Reasons for Designation
Slight univallate hillforts are defined as enclosures of various shapes,
generally between 1ha and 10ha in size, situated on or close to hilltops and
defined by a single line of earthworks, the scale of which is relatively
small. They date to between the Late Bronze Age and Early Iron Age (eighth -
fifth centuries BC), the majority being used for 150 to 200 years prior to
their abandonment or reconstruction. Slight univallate hillforts have
generally been interpreted as stock enclosures, redistribution centres, places
of refuge and permanent settlements. The earthworks generally include a
rampart, narrow level berm, external ditch and counterscarp bank, while access
to the interior is usually provided by two entrances comprising either simple
gaps in the earthwork or an inturned rampart. Postholes revealed by excavation
indicate the occasional presence of portal gateways while more elaborate
features like overlapping ramparts and outworks are limited to only a few
examples. Internal features included timber or stone round houses; large
storage pits and hearths; scattered postholes, stakeholes and gullies; and
square or rectangular buildings supported by four to six posts, often
represented by postholes, and interpreted as raised granaries. Slight
univallate hillforts are rare with around 150 examples recorded nationally.
Although on a national scale the number is low, in Devon they comprise one of
the major classes of hillfort. In other areas where the distribution is
relatively dense, for example, Wessex, Sussex, the Cotswolds and the
Chilterns, hillforts belonging to a number of different classes occur within
the same region. Examples are also recorded in eastern England, the Welsh
Marches, central and southern England. In view of the rarity of slight
univallate hillforts and their importance in understanding the transition
between Bronze Age and Iron Age communities, all examples which survive
comparatively well and have potential for the recovery of further
archaeological remains are believed to be of national importance.
Despite some reduction by ploughing, Bulbury Camp slight univallate hillfort
survives comparatively well and is known to contain archaeological and
environmental evidence relating to the monument and the landscape in which it
was constructed. The monument is notable on account of its low lying position
and the presence of inturned entrance earthworks.
The monument includes a slight univallate hillfort known as Bulbury Camp,
situated on a low south facing spur, overlooking Poole Harbour. The hillfort
has a roughly circular interior with maximum dimensions of 220m from east to
west and 200m from north to south and occupies an area of about 3.5 ha. It is
enclosed by a single set of ramparts which include a bank and outer ditch. The
bank, which has been reduced by ploughing, is visible as an intermittent
earthwork 10m wide and about 0.5m high. The outer ditch has now become much
infilled, but it is visible as an intermittent depression between 0.2m to 0.4m
deep to the south, west and north. The north eastern area of the rampart is
partially overlain by a house and gardens at Higher Bulbury Farm. The site was
recorded by E Cunnington in 1884, when two pairs of entrances were noted to be
aligned north-south and east-west. The entrances to the east and west were
each associated with a pair of banks which curved into the interior of the
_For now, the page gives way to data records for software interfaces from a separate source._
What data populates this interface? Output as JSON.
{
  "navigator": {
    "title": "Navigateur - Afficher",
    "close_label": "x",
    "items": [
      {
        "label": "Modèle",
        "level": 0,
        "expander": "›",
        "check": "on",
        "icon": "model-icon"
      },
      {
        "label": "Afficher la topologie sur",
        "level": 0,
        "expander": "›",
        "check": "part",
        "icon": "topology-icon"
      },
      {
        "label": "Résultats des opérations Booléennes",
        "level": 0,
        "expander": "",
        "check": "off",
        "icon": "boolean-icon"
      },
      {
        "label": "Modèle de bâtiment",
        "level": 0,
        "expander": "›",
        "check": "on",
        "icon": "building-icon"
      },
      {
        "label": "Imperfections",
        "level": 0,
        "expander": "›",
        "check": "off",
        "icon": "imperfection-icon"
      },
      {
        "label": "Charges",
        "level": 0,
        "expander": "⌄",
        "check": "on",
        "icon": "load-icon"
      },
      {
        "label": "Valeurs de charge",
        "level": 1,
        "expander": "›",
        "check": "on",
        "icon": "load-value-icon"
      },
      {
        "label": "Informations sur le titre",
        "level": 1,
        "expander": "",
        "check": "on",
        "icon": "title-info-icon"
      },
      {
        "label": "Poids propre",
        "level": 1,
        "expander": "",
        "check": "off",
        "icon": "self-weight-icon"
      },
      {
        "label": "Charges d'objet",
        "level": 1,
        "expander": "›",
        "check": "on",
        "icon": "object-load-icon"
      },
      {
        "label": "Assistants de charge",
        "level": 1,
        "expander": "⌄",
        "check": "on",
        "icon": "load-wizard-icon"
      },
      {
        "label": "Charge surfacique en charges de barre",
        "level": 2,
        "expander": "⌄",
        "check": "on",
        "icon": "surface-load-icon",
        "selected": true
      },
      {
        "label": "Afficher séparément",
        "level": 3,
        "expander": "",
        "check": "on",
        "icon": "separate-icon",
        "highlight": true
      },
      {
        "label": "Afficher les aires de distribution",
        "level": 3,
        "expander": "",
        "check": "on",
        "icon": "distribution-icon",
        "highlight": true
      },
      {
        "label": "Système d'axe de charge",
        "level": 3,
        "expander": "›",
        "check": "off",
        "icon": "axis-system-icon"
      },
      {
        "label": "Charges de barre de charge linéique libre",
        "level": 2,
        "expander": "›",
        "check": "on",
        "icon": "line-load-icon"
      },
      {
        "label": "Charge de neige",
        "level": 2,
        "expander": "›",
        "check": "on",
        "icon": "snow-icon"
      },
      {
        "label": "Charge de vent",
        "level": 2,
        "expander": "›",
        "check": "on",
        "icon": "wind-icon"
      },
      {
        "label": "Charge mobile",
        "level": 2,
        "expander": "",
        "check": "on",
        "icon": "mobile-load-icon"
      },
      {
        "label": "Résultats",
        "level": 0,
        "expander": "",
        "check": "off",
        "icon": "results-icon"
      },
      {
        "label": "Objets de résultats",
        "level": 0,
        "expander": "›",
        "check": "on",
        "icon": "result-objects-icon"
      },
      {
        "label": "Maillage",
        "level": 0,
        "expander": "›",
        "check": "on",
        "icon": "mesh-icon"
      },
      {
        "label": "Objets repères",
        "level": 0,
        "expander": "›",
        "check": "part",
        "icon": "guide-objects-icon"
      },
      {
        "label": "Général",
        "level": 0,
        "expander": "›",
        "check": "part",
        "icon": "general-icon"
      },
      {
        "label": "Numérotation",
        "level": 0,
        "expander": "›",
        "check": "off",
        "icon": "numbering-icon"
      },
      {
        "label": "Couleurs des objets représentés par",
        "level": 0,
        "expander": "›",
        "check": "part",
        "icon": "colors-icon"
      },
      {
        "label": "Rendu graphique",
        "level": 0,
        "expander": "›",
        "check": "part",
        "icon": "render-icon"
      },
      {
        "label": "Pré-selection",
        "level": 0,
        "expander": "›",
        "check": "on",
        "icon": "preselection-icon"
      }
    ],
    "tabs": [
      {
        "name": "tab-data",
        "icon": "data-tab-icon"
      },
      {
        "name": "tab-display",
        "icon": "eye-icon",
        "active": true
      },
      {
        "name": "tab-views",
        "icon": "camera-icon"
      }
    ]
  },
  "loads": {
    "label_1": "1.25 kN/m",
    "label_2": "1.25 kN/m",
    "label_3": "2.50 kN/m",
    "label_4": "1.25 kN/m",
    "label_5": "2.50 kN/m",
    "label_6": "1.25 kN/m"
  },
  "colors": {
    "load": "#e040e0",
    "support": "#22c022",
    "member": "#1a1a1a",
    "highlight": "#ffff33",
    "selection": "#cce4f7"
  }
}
hillfort, each extending for about 24m. The position of the entrances has
since been obscured by ploughing although a possible remnant of a section of
curved bank has been recorded as a low earthwork within the eastern area of
the interior. The western entrance is partially marked by a short gap in the
bank, while the one to the south can be seen within a more general reduction
in the height of the bank. It is unknown which of the recorded entrances are
original, but those to the east and west are likely to represent early
Finds of pottery, metalwork and glass objects were made within the interior of
the hillfort during the late 19th century and suggest occupation during the
1st century AD. Many of the finds are now held at the Dorset County Museum.
All fence posts and gates are excluded from the scheduling, although the
ground beneath them is included.
The structure of the house at Higher Bulbury Farm and associated underlying
ground is not included in the scheduling.
The site of the monument is shown on the attached map extract.
It includes a 2 metre boundary around the archaeological features,
considered to be essential for the monument's support and preservation.